Fresh from landing the commission for the Serpentine Gallery’s annual summer pavilion in London, French architect Jean Nouvel was in New York yesterday for the official unveiling of the new National Museum in Doha, Qatar. Designed as a ring of low-lying, interlocking pavilions encircling a large courtyard, the 430,000-square-foot structure is created from sand-colored disks that define floors, walls, and roofs, almost as if growing out of the desert landscape.
The inspiration for this poetic construction was the desert rose, a formation of crystallized mineral petals found in the briny layers just beneath the desert surface. “It is a kind of architecture in itself already,” Nouvel told AN at the project launch at the Museum of Modern Art. “It surprises you, it is a mystery that nature can create such a thing–and I like architecture that is mysterious, that makes you wonder.”
The bladelike petals became the starting point for a monumental building that unfolds “in a rhythm of asymmetry,” according to Nouvel. The disks are of varying curvature and diameter, made of steel and clad in glass fiber reinforced concrete panels. Columns concealed within the vertical disks carry the loads of the horizontal members, while glazed facades fill the voids between them.
Built for the Qatar Museums Authority, the museum will address three major themes in its exhibits: the natural history of the Qatar peninsula, the country’s social and cultural history, and the history of Qatar as a nation. Within the 12 permanent gallery spaces, exhibits will feature architectural artifacts, jewelry, and costumes, as well as displays about the modern oil industry and the region’s rapid urbanization.
The new pavilion, which Nouvel also described as a modern-day caravanserai, will adjoin the Amiri Palace, a historic structure that has served as a museum of heritage since 1975. A landscaped park that interprets the Qatari desert landscape will surround the ensemble. Groundbreaking is set for this spring, with completion scheduled for 2013.

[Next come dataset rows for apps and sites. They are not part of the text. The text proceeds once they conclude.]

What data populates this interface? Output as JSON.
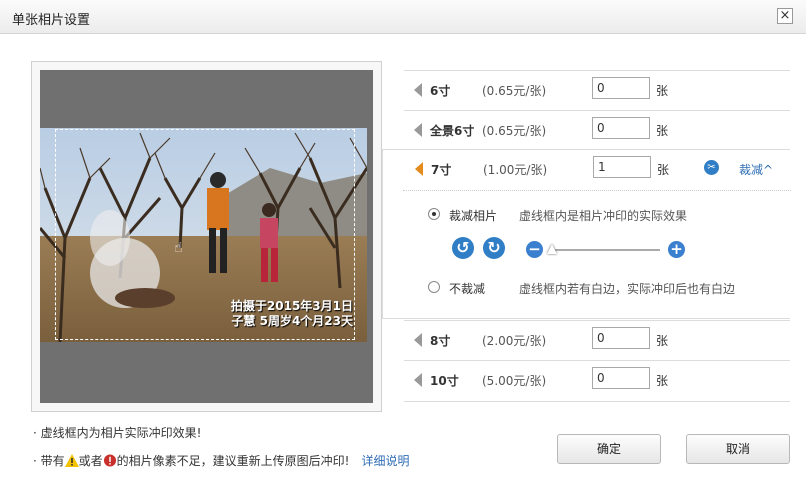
{
  "window": {
    "title": "单张相片设置",
    "close_glyph": "×"
  },
  "preview": {
    "watermark_line1": "拍摄于2015年3月1日",
    "watermark_line2": "子慧 5周岁4个月23天"
  },
  "sizes": [
    {
      "name": "6寸",
      "price": "(0.65元/张)",
      "qty": "0",
      "unit": "张",
      "active": false
    },
    {
      "name": "全景6寸",
      "price": "(0.65元/张)",
      "qty": "0",
      "unit": "张",
      "active": false
    },
    {
      "name": "7寸",
      "price": "(1.00元/张)",
      "qty": "1",
      "unit": "张",
      "active": true
    },
    {
      "name": "8寸",
      "price": "(2.00元/张)",
      "qty": "0",
      "unit": "张",
      "active": false
    },
    {
      "name": "10寸",
      "price": "(5.00元/张)",
      "qty": "0",
      "unit": "张",
      "active": false
    }
  ],
  "crop_panel": {
    "toggle_label": "裁减^",
    "crop_option": {
      "label": "裁减相片",
      "desc": "虚线框内是相片冲印的实际效果",
      "checked": true
    },
    "nocrop_option": {
      "label": "不裁减",
      "desc": "虚线框内若有白边，实际冲印后也有白边",
      "checked": false
    },
    "zoom_minus": "−",
    "zoom_plus": "+",
    "zoom_level": 0.0
  },
  "notes": {
    "line1": "· 虚线框内为相片实际冲印效果!",
    "line2_pre": "· 带有",
    "line2_mid": "或者",
    "line2_post": "的相片像素不足，建议重新上传原图后冲印!",
    "detail_link": "详细说明"
  },
  "buttons": {
    "ok": "确定",
    "cancel": "取消"
  },
  "colors": {
    "accent": "#e38b1c",
    "link": "#2f6db5",
    "icon_blue": "#2f7ec6"
  }
}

When AN asked which of his current projects has inspired him the most, Nouvel hesitated, saying he has many “babies in his belly.” However, the Qatar museum appeared to be the front-runner. “This project is very exciting, because it fits exactly here and now,” Nouvel said. “It’s ici, et maintenant.”